During its operational lifetime (26 January 1978 to 30 September 1996) the International Ultraviolet Explorer satellite observed over 3700 objects outside the Solar System in its high dispersion mode. Because a high percentage of these objects have been regularly observed by other satellites and from the ground, a comparison of radial velocities obtained from this instrument is of considerable value to multi-wavelength and time-monitoring investigations that utilize IUE data. However stable a spectrograph might be, its calibration is susceptible to systematic wavelengths errors, usually arising from such real-world complications as the differing paths of the stellar and emission-line calibration beams through the spectrograph, dispersion nonlinearities, and in the case of the IUE, both image placement in the aperture and a wandering of its echelle spectral format on the detector surface. In this paper one of our goals will be to examine several potential sources of systematic error as a function of various instrumental parameters by means of standard cross-correlation tools. Our purpose is to give a general evaluation of the robustness of the wavelength calibration of the ``NEWSIPS" which, in contrast to its predecessor ``IUESIPS" software, is not known to produce wavelength errors as a function of time or other relevant variables.
Unlike other wavelength comparisons of the IUE calibration, our study relies on cross-correlations of like spectra, that is, of the same star. Cross-correlation studies have a high internal accuracy and offer safeguards against systematic errors in the measurement process. However, they also have the disadvantage of referring the measurements to a reference spectrum template for which the zero-point itself must be determined. Thus, a second goal will be to evaluate the ``absolute" wavelength zero-point errors of the IUE cameras in high-dispersion. This assessment has been carried out with respect to instruments on other space-borne platforms, specifically the Goddard High Resolution Spectrograph; (GHRS; operational period 1990-1997) and the Space Telescope Imaging Spectrograph (STIS; 1997-present) on board the Hubble Space Telescope. We will also compare zero-points of the IUE/SWP wavelength ``system" with ground-based measurements of reference stars and absolute (laboratory) values compiled in the literature (Brandt et al. 1998).

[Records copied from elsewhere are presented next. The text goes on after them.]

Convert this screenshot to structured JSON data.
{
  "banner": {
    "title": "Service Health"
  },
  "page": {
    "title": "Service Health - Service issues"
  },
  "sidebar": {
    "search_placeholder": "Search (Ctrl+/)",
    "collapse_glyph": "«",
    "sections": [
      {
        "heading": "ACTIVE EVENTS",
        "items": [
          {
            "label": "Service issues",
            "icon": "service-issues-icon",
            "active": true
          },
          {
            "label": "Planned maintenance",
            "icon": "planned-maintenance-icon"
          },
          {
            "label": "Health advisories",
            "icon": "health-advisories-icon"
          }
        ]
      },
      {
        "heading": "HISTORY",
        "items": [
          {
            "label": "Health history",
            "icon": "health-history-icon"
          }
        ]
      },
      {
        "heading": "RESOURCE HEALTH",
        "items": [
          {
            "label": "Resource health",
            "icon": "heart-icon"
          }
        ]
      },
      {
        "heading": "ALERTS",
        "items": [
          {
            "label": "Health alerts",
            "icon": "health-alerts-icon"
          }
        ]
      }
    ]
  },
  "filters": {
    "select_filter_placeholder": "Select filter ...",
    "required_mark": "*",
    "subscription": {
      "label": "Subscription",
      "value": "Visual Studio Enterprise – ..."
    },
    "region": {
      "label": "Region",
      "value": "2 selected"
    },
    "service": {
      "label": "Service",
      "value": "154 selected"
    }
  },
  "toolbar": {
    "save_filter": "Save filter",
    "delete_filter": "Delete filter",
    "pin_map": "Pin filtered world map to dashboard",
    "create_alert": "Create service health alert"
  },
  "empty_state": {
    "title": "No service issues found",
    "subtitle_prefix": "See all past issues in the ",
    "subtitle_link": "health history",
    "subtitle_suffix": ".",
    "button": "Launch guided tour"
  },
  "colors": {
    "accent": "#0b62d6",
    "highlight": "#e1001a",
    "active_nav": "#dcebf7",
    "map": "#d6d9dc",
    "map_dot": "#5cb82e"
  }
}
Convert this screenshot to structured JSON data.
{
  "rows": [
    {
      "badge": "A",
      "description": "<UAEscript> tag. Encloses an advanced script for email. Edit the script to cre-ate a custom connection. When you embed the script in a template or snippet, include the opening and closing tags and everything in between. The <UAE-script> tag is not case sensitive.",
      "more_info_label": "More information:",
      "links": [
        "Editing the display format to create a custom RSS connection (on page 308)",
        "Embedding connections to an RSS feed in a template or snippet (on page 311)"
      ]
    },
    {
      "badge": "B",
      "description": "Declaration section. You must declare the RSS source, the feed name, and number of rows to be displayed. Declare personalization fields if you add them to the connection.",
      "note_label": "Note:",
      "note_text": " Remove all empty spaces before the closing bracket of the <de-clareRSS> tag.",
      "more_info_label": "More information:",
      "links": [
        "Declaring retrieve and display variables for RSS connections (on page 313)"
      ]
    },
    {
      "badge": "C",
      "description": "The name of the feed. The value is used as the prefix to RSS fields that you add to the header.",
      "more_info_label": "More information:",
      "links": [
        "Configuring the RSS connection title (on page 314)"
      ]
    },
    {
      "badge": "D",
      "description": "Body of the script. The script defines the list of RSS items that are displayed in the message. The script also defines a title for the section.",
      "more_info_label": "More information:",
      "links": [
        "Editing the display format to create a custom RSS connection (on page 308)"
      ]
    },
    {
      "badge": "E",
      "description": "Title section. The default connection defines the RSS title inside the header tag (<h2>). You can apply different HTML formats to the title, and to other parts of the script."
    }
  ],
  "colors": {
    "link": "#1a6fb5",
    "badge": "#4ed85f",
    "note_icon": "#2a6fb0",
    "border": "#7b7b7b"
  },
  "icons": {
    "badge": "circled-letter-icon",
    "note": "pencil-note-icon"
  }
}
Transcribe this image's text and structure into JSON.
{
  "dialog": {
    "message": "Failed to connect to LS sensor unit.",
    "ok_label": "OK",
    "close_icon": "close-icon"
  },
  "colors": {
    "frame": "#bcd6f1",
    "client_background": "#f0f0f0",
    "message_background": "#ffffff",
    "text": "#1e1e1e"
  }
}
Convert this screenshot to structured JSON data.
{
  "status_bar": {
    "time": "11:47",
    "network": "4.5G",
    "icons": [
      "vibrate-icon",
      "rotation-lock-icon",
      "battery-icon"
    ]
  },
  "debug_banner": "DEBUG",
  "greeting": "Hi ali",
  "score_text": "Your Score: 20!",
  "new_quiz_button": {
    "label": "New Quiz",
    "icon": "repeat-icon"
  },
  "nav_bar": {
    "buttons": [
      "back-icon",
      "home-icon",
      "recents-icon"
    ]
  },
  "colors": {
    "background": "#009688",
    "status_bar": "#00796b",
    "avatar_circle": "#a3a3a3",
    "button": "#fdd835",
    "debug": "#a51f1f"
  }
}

A list of actual camera sequence numbers for observations used in this work are available by request from the MAST. The spectra utilized were the ``absolute calibrated" flux extensions of the ``MXHI" FITS files.